Originally announced earlier this year, publisher Curve Digital revealed today that Dear Esther: Landmark Edition will hit Xbox One and PlayStation 4 next month. The Chinese Room developed title will launch on September 20, and will carry a cost of $9.99.
First released commercially for the PC in 2012, Dear Esther was an early success in the genre of walking simulator. In the game, players have little in the way of actual activities to do or goals to accomplish. Instead, the main objective is to explore an island in the Hebrides, while listening to a man read letters to his deceased love. Despite the lack of activity, the game still has a score of 75% on Metacritic.

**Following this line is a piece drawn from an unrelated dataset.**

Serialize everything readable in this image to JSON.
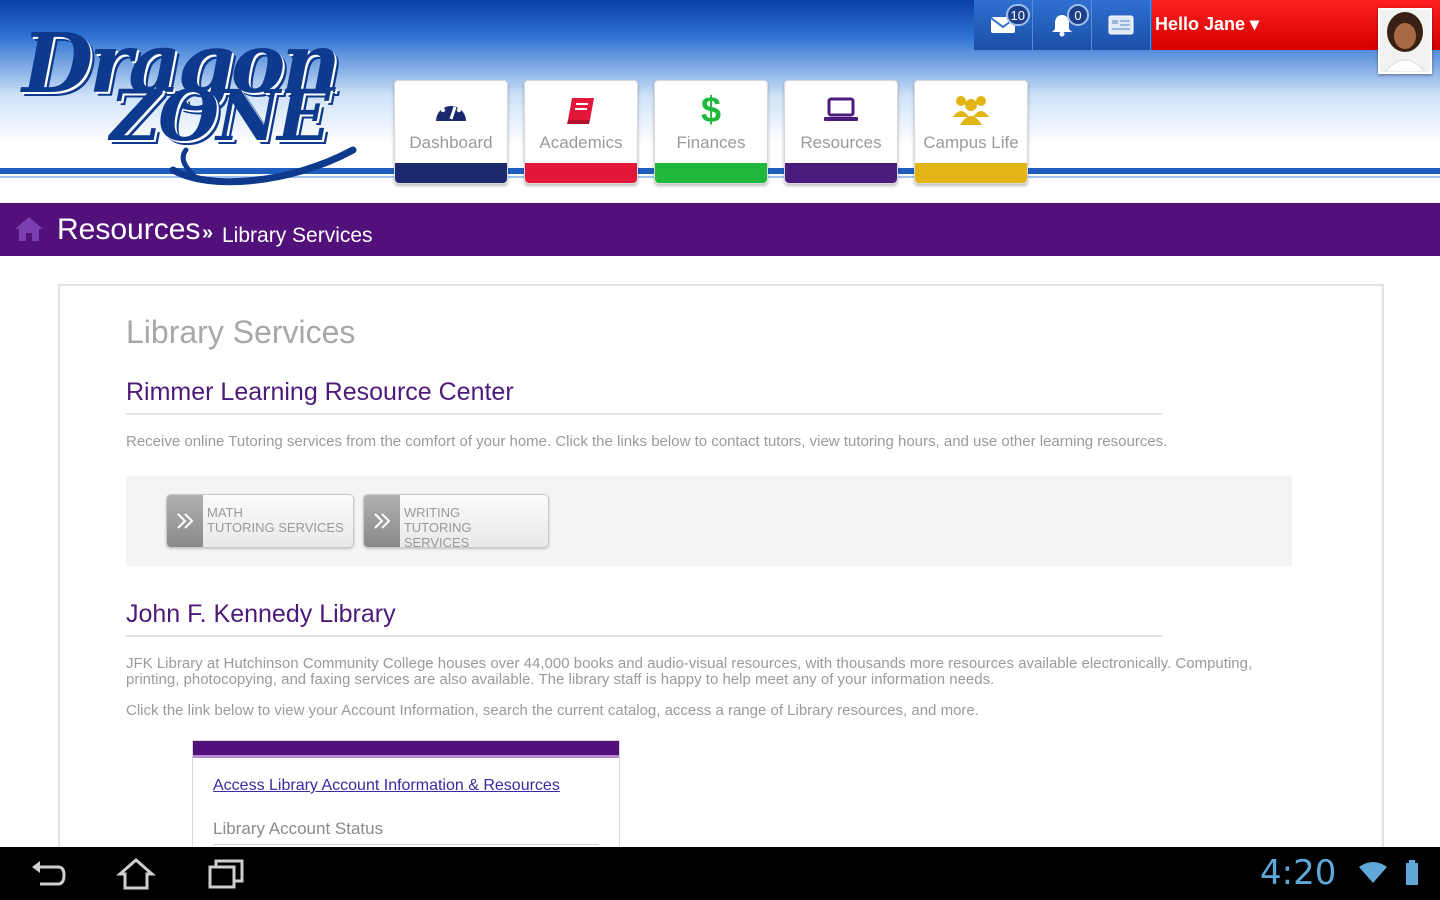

For the Landmark Edition of the title, The Chinese Room has added graphical and gameplay improvements. The studio is promising that these tweaks will “finesse the experience,” and will make this port the definitive version of Dear Esther. Besides the technical improvements, the re-release will also feature a full Directors’ Commentary. Jessica Curry, Dan Pinchbeck and Rob Briscoe will reveal new information on the title’s development, as well as what they consider its lasting legacy to be.
For our European readers, The Chinese Room will be holding two events later this year to celebrate the release. On September 30, The Scott Room in London will showcase the “Director’s Commentary Directors’ Commentary” event. The panel will see Dan Pinchbeck and Jessica Curry discuss how the title went from Half-Life mod to full-fledged release. You can grab tickets from The Guardian right here.
Following on October 14, The Barbican will host a live performance of the title’s soundtrack. Composer Jessica Curry will lead the performance, which will be accompanied by a live playthrough of the game, complete with narration. Limited tickets for the show are available, and can currently be found here.
While I haven’t had the chance to play Dear Esther, I have played The Chinese Room’s latest effort, Everybody’s Gone To The Rapture. I really enjoyed that experience, but I can certainly understand why the studio’s work may not be for everybody. The gameplay, or lack thereof, is great for storytelling, but not so much for interactivity.
Any console-owning gamers out there interested in grabbing Dear Esther: Landmark Edition when it launches next month? Let us know what you think in the comments section below.